School is the main place left outside of home for many children to receive nurturance, wisdom, knowledge, physical activities, fun, and a reflection of themselves as belonging in the world. Given the state of school funding, too many kids are heading from impoverished homes to an impoverished village site—in the midst of a thriving economy that does not want to share.
There is a kind of back-up plan, however, when the taxpayer fails to support schools and other services for children: if a child is in need, somebody of tender heart won’t be able to walk away from that suffering, and so they will stoop to help, even if no one pays them or notices. The Liberals are counting on the emotional ties that teachers have to their students to cover up the dirty aftermath of cost-cutting.
Sure enough, it is teachers who stock their classrooms with tissues and supplies, buy the fund-raising chocolates to support music and outdoor education trips, slip granola bars to hungry kids and stay at the school until 5:30 to teach them to play ball, then go home to mark assignments and review the next day’s plans.
Not everyone volunteers, but the most generous teachers keep my child’s high school open every day from before 8:00 a.m. until after 8:00 p.m., providing extra tutoring and activities that fill in the gaps of a threadbare “village” every week day for 10 months of the year.
The callous, bottom-line financial reasoning we’re seeing feels more appropriate to an industry like mining than it is to human services. I’ve seen many teachers begin as fountains of generosity, then slowly acquire the look of a stripped-out resource, tired to the bone and weary from doing so much caring.
Care is not an extractable resource; it is a renewable one. It less like coal and more like water or soil—it needs time and protection. Push a piece of ground to produce beyond its ability to re-absorb nutrients and it will become a desert. Push teachers to do more and more with less and we will find them coming to work with old lesson plans, empty eyes and throbbing headaches.
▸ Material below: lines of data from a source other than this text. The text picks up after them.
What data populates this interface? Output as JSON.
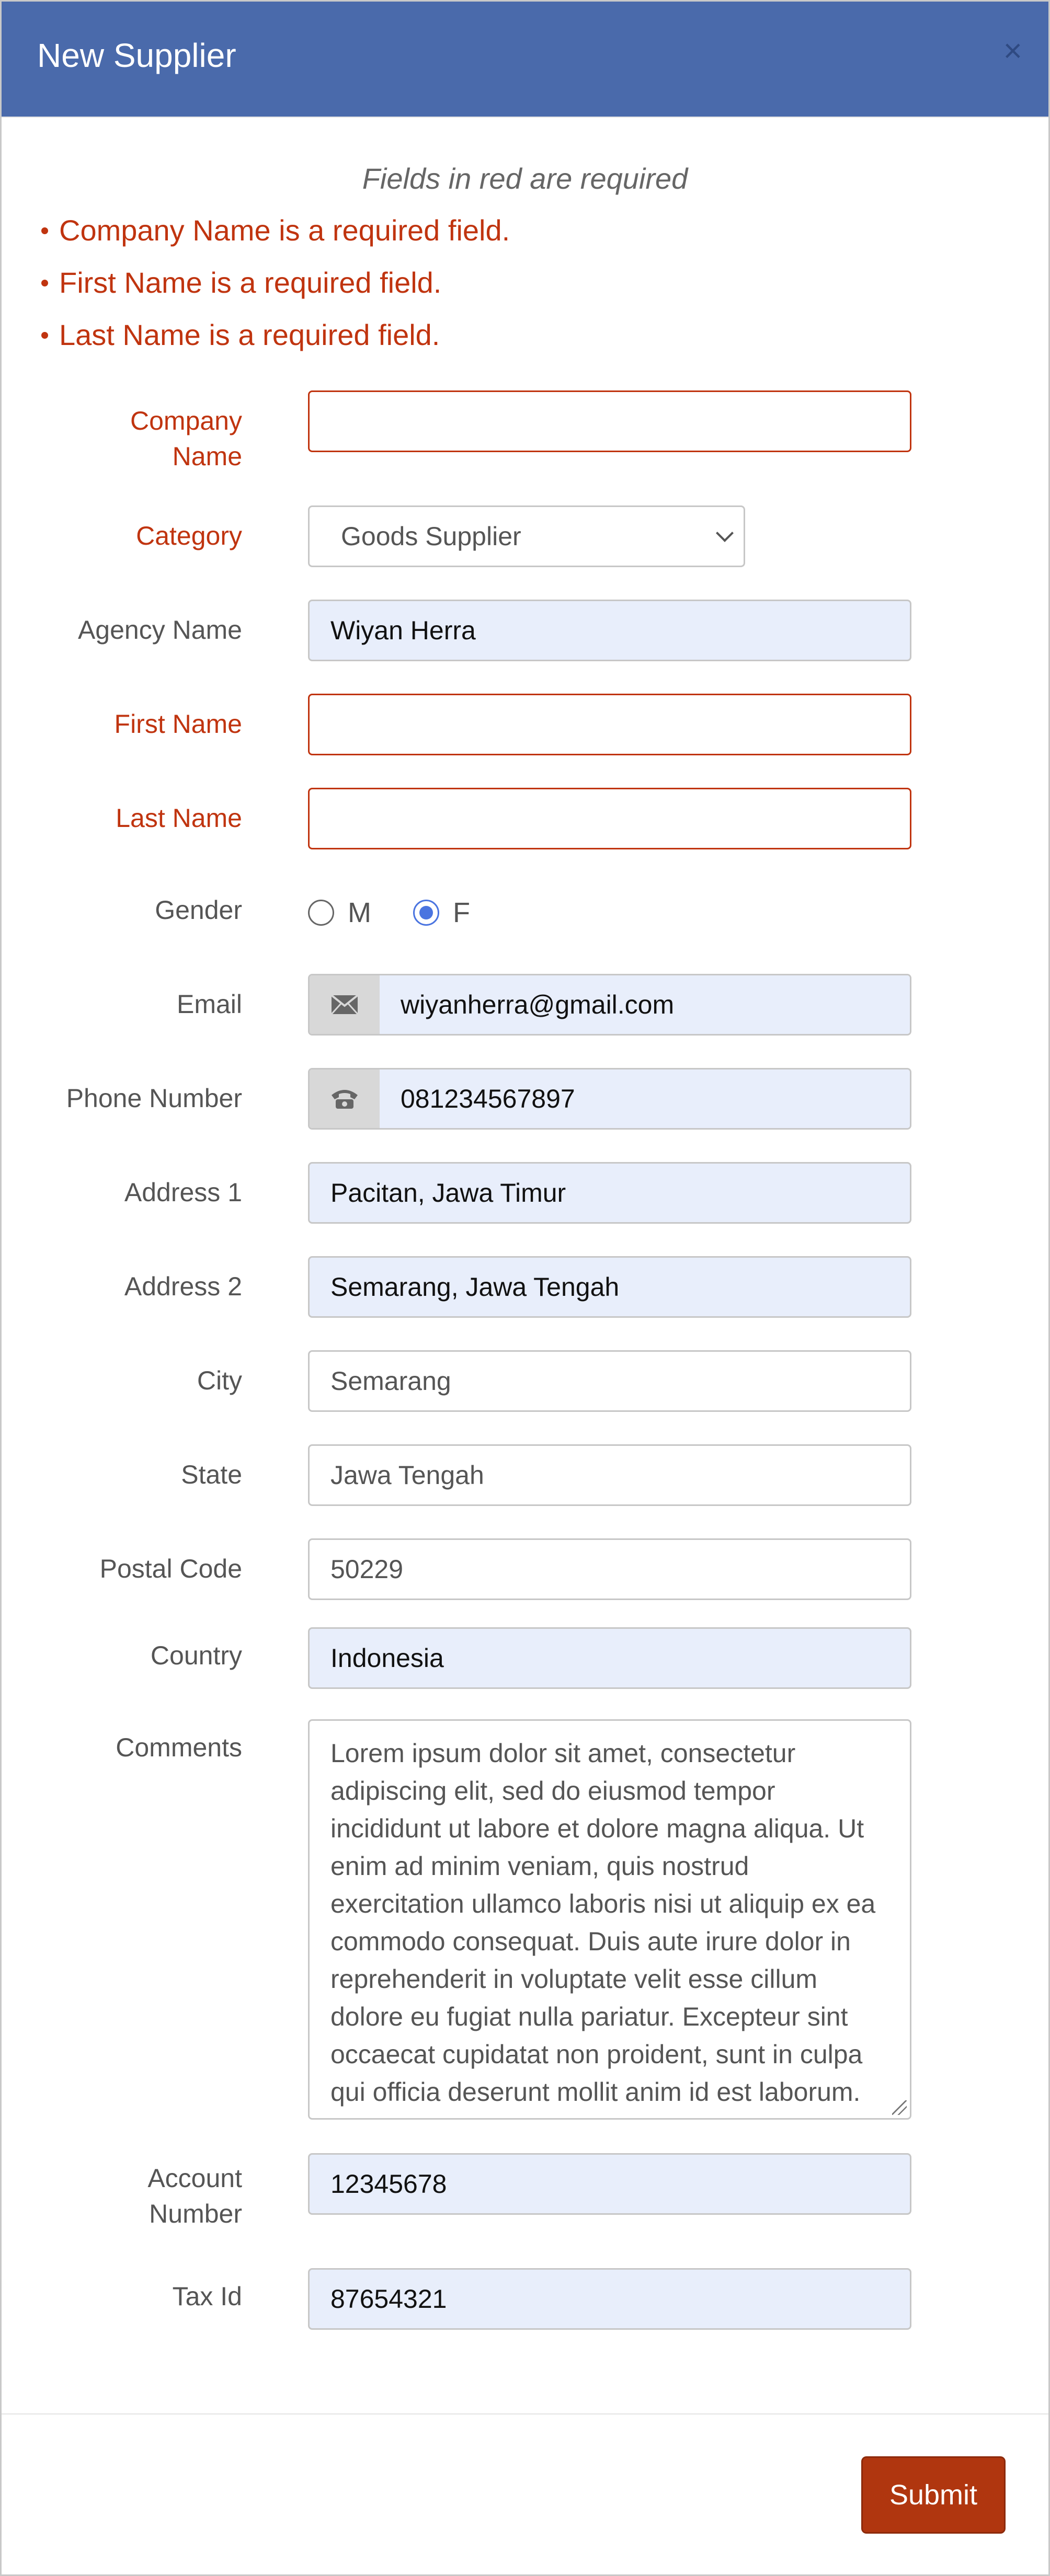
{
  "modal": {
    "title": "New Supplier",
    "close_label": "×",
    "required_note": "Fields in red are required",
    "errors": [
      "Company Name is a required field.",
      "First Name is a required field.",
      "Last Name is a required field."
    ],
    "submit_label": "Submit"
  },
  "form": {
    "company_name": {
      "label_line1": "Company",
      "label_line2": "Name",
      "value": ""
    },
    "category": {
      "label": "Category",
      "value": "Goods Supplier"
    },
    "agency_name": {
      "label": "Agency Name",
      "value": "Wiyan Herra"
    },
    "first_name": {
      "label": "First Name",
      "value": ""
    },
    "last_name": {
      "label": "Last Name",
      "value": ""
    },
    "gender": {
      "label": "Gender",
      "options": [
        "M",
        "F"
      ],
      "selected": "F"
    },
    "email": {
      "label": "Email",
      "value": "wiyanherra@gmail.com",
      "icon": "envelope-icon"
    },
    "phone": {
      "label": "Phone Number",
      "value": "081234567897",
      "icon": "phone-icon"
    },
    "address1": {
      "label": "Address 1",
      "value": "Pacitan, Jawa Timur"
    },
    "address2": {
      "label": "Address 2",
      "value": "Semarang, Jawa Tengah"
    },
    "city": {
      "label": "City",
      "value": "Semarang"
    },
    "state": {
      "label": "State",
      "value": "Jawa Tengah"
    },
    "postal_code": {
      "label": "Postal Code",
      "value": "50229"
    },
    "country": {
      "label": "Country",
      "value": "Indonesia"
    },
    "comments": {
      "label": "Comments",
      "value": "Lorem ipsum dolor sit amet, consectetur adipiscing elit, sed do eiusmod tempor incididunt ut labore et dolore magna aliqua. Ut enim ad minim veniam, quis nostrud exercitation ullamco laboris nisi ut aliquip ex ea commodo consequat. Duis aute irure dolor in reprehenderit in voluptate velit esse cillum dolore eu fugiat nulla pariatur. Excepteur sint occaecat cupidatat non proident, sunt in culpa qui officia deserunt mollit anim id est laborum."
    },
    "account_number": {
      "label_line1": "Account",
      "label_line2": "Number",
      "value": "12345678"
    },
    "tax_id": {
      "label": "Tax Id",
      "value": "87654321"
    }
  },
  "colors": {
    "header": "#4a6aab",
    "required": "#c0340f",
    "filled_bg": "#e8eefb",
    "submit": "#b0360f"
  }
}
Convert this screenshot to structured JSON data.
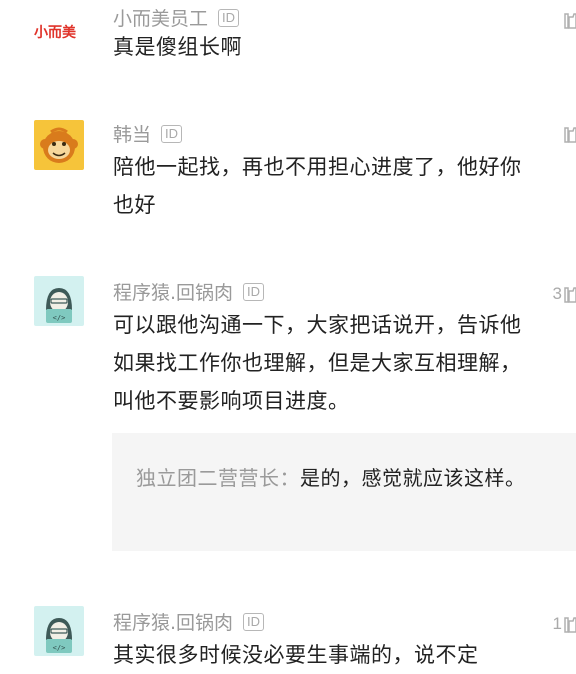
{
  "comments": [
    {
      "author": "小而美员工",
      "id_badge": "ID",
      "text": "真是傻组长啊",
      "likes": "",
      "avatar_logo": "小而美"
    },
    {
      "author": "韩当",
      "id_badge": "ID",
      "text": "陪他一起找，再也不用担心进度了，他好你也好",
      "likes": ""
    },
    {
      "author": "程序猿.回锅肉",
      "id_badge": "ID",
      "text": "可以跟他沟通一下，大家把话说开，告诉他如果找工作你也理解，但是大家互相理解，叫他不要影响项目进度。",
      "likes": "3",
      "reply": {
        "author": "独立团二营营长",
        "separator": "：",
        "text": "是的，感觉就应该这样。"
      }
    },
    {
      "author": "程序猿.回锅肉",
      "id_badge": "ID",
      "text": "其实很多时候没必要生事端的，说不定",
      "likes": "1"
    }
  ],
  "colors": {
    "brand_red": "#e0332a",
    "monkey_bg": "#f6c43a",
    "coder_bg": "#d3f1f0",
    "reply_bg": "#f5f5f5",
    "muted": "#9a9a9a"
  },
  "icons": {
    "like": "thumbs-up-icon",
    "coder_avatar": "programmer-avatar-icon",
    "monkey_avatar": "monkey-avatar-icon"
  }
}
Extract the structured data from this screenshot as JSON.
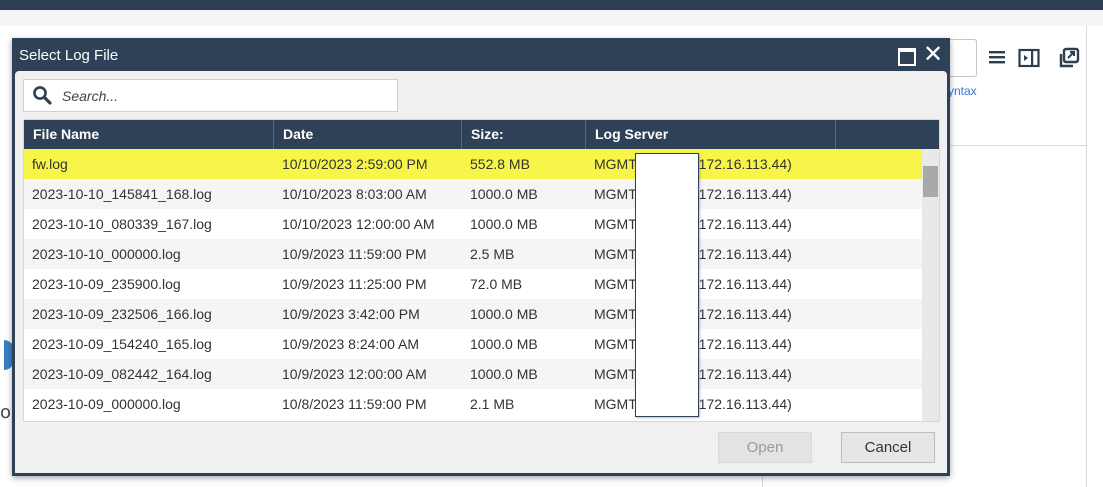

Put the money back into public education. Bring respect and good faith to the bargaining table. Hire more teachers, and also more librarians, school nurses, cooks and child care workers. This kind of infrastructure is every bit as important a priority as any bridge, road, pipeline, rail corridor or airport.
It’s all connected. Our teachers, our moms, our kids, our planet, our oceans, our food supply—we have to get it through our thick heads that nothing is really free to keep taking from forever.
Every school child is going to be an adult one day, ready, we hope, to restore the polar ice caps, or build a green house, or cure Alzheimer’s, or change my bedding in the nursing home, or even design a better video game. But that child needs help to get there, and it is our job to support the mothers and the teachers who make it happen.